## TASK TO CARRY OUT:
Your answer must consist of every line from the data below that includes the word "JSON".

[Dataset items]
========================================================================

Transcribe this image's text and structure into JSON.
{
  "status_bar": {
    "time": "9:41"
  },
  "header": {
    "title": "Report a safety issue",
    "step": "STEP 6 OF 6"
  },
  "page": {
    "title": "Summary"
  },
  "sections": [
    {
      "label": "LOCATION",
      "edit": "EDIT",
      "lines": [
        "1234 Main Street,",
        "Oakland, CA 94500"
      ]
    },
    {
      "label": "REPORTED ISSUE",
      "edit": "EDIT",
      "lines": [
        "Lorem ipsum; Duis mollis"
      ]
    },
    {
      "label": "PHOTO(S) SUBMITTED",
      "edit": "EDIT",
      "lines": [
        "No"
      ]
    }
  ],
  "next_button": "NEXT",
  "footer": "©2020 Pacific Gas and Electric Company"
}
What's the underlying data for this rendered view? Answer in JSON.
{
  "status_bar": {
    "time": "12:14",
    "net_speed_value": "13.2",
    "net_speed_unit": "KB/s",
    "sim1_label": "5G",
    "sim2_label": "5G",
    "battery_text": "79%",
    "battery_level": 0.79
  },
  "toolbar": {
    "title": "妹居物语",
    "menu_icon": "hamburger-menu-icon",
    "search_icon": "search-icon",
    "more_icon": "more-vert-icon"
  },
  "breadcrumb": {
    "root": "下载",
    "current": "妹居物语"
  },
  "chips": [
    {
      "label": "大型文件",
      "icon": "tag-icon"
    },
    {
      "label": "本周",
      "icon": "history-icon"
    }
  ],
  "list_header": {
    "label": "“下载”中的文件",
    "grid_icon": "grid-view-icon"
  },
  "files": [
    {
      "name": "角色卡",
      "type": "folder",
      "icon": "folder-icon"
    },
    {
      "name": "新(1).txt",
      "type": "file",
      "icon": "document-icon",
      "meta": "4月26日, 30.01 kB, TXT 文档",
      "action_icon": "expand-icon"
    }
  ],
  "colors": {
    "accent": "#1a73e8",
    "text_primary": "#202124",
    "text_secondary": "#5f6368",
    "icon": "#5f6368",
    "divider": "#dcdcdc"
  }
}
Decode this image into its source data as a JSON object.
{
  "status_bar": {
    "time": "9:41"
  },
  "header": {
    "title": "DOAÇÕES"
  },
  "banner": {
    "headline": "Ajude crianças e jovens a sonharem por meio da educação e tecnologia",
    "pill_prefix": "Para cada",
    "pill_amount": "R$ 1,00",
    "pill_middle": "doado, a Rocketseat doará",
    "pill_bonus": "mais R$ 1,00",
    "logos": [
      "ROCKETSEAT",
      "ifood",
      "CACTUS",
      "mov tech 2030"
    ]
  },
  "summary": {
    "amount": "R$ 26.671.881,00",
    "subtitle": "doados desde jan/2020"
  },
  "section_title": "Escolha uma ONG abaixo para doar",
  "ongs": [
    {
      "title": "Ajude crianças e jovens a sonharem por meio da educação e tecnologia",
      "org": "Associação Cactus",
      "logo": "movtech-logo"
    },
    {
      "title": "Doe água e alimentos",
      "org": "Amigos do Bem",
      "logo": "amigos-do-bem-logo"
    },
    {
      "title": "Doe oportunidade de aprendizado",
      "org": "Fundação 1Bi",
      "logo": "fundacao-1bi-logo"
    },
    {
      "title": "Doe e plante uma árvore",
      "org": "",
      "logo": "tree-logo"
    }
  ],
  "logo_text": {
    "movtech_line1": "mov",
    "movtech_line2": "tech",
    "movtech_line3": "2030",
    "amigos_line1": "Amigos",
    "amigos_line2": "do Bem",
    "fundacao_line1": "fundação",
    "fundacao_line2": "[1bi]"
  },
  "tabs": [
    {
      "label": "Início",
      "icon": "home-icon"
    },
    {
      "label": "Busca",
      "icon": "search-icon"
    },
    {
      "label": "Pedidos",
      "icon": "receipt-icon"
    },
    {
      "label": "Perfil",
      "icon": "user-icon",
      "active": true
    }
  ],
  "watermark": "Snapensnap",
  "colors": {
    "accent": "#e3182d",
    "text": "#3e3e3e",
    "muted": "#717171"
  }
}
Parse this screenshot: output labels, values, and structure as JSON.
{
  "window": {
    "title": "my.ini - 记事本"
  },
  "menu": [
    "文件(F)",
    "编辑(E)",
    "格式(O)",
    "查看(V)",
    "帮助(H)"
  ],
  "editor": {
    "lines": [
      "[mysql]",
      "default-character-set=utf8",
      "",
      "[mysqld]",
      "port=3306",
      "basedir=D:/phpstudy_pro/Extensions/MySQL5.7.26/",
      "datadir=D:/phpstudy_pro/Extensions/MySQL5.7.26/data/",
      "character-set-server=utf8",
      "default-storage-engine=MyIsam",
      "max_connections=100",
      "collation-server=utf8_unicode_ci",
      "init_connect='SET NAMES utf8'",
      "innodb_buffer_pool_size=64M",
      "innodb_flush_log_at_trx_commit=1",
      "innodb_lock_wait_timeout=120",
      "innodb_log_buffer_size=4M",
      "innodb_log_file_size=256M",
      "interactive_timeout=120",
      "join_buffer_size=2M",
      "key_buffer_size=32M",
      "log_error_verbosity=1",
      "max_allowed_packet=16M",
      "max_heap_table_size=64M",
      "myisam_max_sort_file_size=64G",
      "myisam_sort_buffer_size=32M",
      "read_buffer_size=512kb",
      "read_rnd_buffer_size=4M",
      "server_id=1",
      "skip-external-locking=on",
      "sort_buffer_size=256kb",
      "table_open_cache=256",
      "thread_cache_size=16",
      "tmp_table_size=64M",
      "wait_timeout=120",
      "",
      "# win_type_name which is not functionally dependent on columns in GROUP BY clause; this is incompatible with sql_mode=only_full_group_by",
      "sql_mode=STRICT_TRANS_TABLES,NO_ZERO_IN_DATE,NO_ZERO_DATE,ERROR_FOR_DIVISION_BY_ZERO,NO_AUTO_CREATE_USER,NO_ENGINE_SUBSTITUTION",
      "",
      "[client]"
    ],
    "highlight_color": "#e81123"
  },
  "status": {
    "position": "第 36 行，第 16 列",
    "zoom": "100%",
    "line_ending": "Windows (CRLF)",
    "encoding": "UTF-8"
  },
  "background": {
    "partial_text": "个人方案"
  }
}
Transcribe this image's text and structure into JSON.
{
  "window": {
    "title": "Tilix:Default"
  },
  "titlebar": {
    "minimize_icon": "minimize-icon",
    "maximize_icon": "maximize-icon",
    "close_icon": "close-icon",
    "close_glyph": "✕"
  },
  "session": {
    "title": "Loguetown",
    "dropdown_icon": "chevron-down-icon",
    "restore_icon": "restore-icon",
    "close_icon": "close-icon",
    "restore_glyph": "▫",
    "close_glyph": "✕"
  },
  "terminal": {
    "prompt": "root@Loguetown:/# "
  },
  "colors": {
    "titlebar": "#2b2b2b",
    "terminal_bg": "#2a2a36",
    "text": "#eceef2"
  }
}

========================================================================

## EXERCISE SOLUTION:
Transcribe this image's text and structure into JSON.
What's the underlying data for this rendered view? Answer in JSON.
Decode this image into its source data as a JSON object.
Parse this screenshot: output labels, values, and structure as JSON.
Transcribe this image's text and structure into JSON.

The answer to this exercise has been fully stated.